§ Work instructions: What is needed is an exact copy of the records below, without the pictures.

§ Dataset entries:

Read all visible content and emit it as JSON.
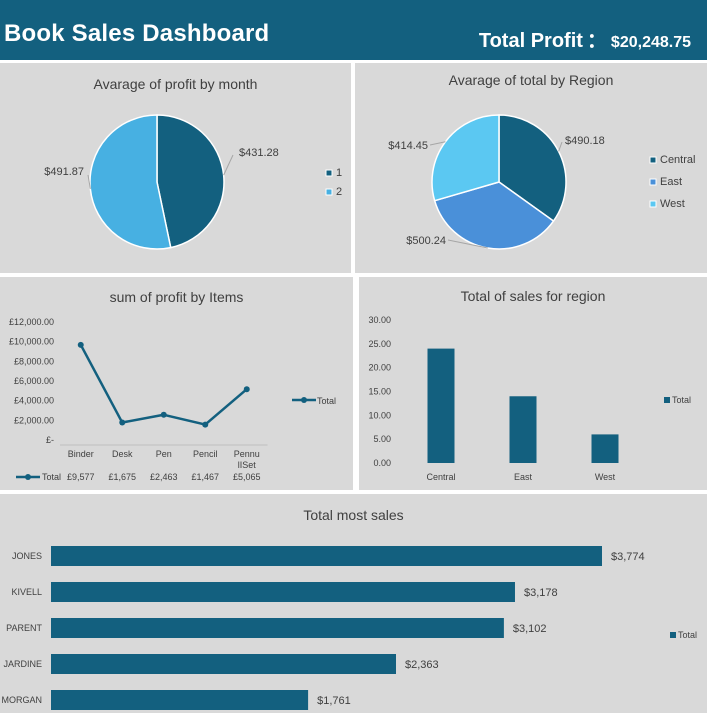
{
  "header": {
    "title": "Book Sales Dashboard",
    "total_profit_label": "Total Profit",
    "total_profit_colon": "：",
    "total_profit_value": "$20,248.75"
  },
  "colors": {
    "header_bg": "#13607f",
    "dark_blue": "#13607f",
    "mid_blue": "#4a90d9",
    "light_blue": "#5bc8f2",
    "panel_bg": "#d9d9d9"
  },
  "chart_data": [
    {
      "type": "pie",
      "title": "Avarage of profit by month",
      "labels": [
        "1",
        "2"
      ],
      "values": [
        431.28,
        491.87
      ],
      "data_labels": [
        "$431.28",
        "$491.87"
      ],
      "colors": [
        "#13607f",
        "#47b0e2"
      ],
      "legend": "right"
    },
    {
      "type": "pie",
      "title": "Avarage of total by Region",
      "labels": [
        "Central",
        "East",
        "West"
      ],
      "values": [
        490.18,
        500.24,
        414.45
      ],
      "data_labels": [
        "$490.18",
        "$500.24",
        "$414.45"
      ],
      "colors": [
        "#13607f",
        "#4a90d9",
        "#5bc8f2"
      ],
      "legend": "right"
    },
    {
      "type": "line",
      "title": "sum of profit by Items",
      "categories": [
        "Binder",
        "Desk",
        "Pen",
        "Pencil",
        "PennulISet"
      ],
      "category_lines": [
        [
          "Binder"
        ],
        [
          "Desk"
        ],
        [
          "Pen"
        ],
        [
          "Pencil"
        ],
        [
          "Pennu",
          "lISet"
        ]
      ],
      "series": [
        {
          "name": "Total",
          "values": [
            9577,
            1675,
            2463,
            1467,
            5065
          ]
        }
      ],
      "table_values": [
        "£9,577",
        "£1,675",
        "£2,463",
        "£1,467",
        "£5,065"
      ],
      "ylim": [
        0,
        12000
      ],
      "yticks": [
        0,
        2000,
        4000,
        6000,
        8000,
        10000,
        12000
      ],
      "ytick_labels": [
        "£-",
        "£2,000.00",
        "£4,000.00",
        "£6,000.00",
        "£8,000.00",
        "£10,000.00",
        "£12,000.00"
      ],
      "legend": "right",
      "legend_label": "Total",
      "data_table": true
    },
    {
      "type": "bar",
      "title": "Total of sales for region",
      "categories": [
        "Central",
        "East",
        "West"
      ],
      "series": [
        {
          "name": "Total",
          "values": [
            24,
            14,
            6
          ]
        }
      ],
      "ylim": [
        0,
        30
      ],
      "yticks": [
        0,
        5,
        10,
        15,
        20,
        25,
        30
      ],
      "ytick_labels": [
        "0.00",
        "5.00",
        "10.00",
        "15.00",
        "20.00",
        "25.00",
        "30.00"
      ],
      "legend": "right",
      "legend_label": "Total"
    },
    {
      "type": "bar",
      "orientation": "horizontal",
      "title": "Total most sales",
      "categories": [
        "JONES",
        "KIVELL",
        "PARENT",
        "JARDINE",
        "MORGAN"
      ],
      "series": [
        {
          "name": "Total",
          "values": [
            3774,
            3178,
            3102,
            2363,
            1761
          ]
        }
      ],
      "data_labels": [
        "$3,774",
        "$3,178",
        "$3,102",
        "$2,363",
        "$1,761"
      ],
      "legend": "right",
      "legend_label": "Total"
    }
  ]
}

§ Answer:
Read all visible content and emit it as JSON.
{
  "header": {
    "title": "Book Sales Dashboard",
    "total_profit_label": "Total Profit",
    "total_profit_colon": "：",
    "total_profit_value": "$20,248.75"
  },
  "colors": {
    "header_bg": "#13607f",
    "dark_blue": "#13607f",
    "mid_blue": "#4a90d9",
    "light_blue": "#5bc8f2",
    "panel_bg": "#d9d9d9"
  },
  "chart_data": [
    {
      "type": "pie",
      "title": "Avarage of profit by month",
      "labels": [
        "1",
        "2"
      ],
      "values": [
        431.28,
        491.87
      ],
      "data_labels": [
        "$431.28",
        "$491.87"
      ],
      "colors": [
        "#13607f",
        "#47b0e2"
      ],
      "legend": "right"
    },
    {
      "type": "pie",
      "title": "Avarage of total by Region",
      "labels": [
        "Central",
        "East",
        "West"
      ],
      "values": [
        490.18,
        500.24,
        414.45
      ],
      "data_labels": [
        "$490.18",
        "$500.24",
        "$414.45"
      ],
      "colors": [
        "#13607f",
        "#4a90d9",
        "#5bc8f2"
      ],
      "legend": "right"
    },
    {
      "type": "line",
      "title": "sum of profit by Items",
      "categories": [
        "Binder",
        "Desk",
        "Pen",
        "Pencil",
        "PennulISet"
      ],
      "category_lines": [
        [
          "Binder"
        ],
        [
          "Desk"
        ],
        [
          "Pen"
        ],
        [
          "Pencil"
        ],
        [
          "Pennu",
          "lISet"
        ]
      ],
      "series": [
        {
          "name": "Total",
          "values": [
            9577,
            1675,
            2463,
            1467,
            5065
          ]
        }
      ],
      "table_values": [
        "£9,577",
        "£1,675",
        "£2,463",
        "£1,467",
        "£5,065"
      ],
      "ylim": [
        0,
        12000
      ],
      "yticks": [
        0,
        2000,
        4000,
        6000,
        8000,
        10000,
        12000
      ],
      "ytick_labels": [
        "£-",
        "£2,000.00",
        "£4,000.00",
        "£6,000.00",
        "£8,000.00",
        "£10,000.00",
        "£12,000.00"
      ],
      "legend": "right",
      "legend_label": "Total",
      "data_table": true
    },
    {
      "type": "bar",
      "title": "Total of sales for region",
      "categories": [
        "Central",
        "East",
        "West"
      ],
      "series": [
        {
          "name": "Total",
          "values": [
            24,
            14,
            6
          ]
        }
      ],
      "ylim": [
        0,
        30
      ],
      "yticks": [
        0,
        5,
        10,
        15,
        20,
        25,
        30
      ],
      "ytick_labels": [
        "0.00",
        "5.00",
        "10.00",
        "15.00",
        "20.00",
        "25.00",
        "30.00"
      ],
      "legend": "right",
      "legend_label": "Total"
    },
    {
      "type": "bar",
      "orientation": "horizontal",
      "title": "Total most sales",
      "categories": [
        "JONES",
        "KIVELL",
        "PARENT",
        "JARDINE",
        "MORGAN"
      ],
      "series": [
        {
          "name": "Total",
          "values": [
            3774,
            3178,
            3102,
            2363,
            1761
          ]
        }
      ],
      "data_labels": [
        "$3,774",
        "$3,178",
        "$3,102",
        "$2,363",
        "$1,761"
      ],
      "legend": "right",
      "legend_label": "Total"
    }
  ]
}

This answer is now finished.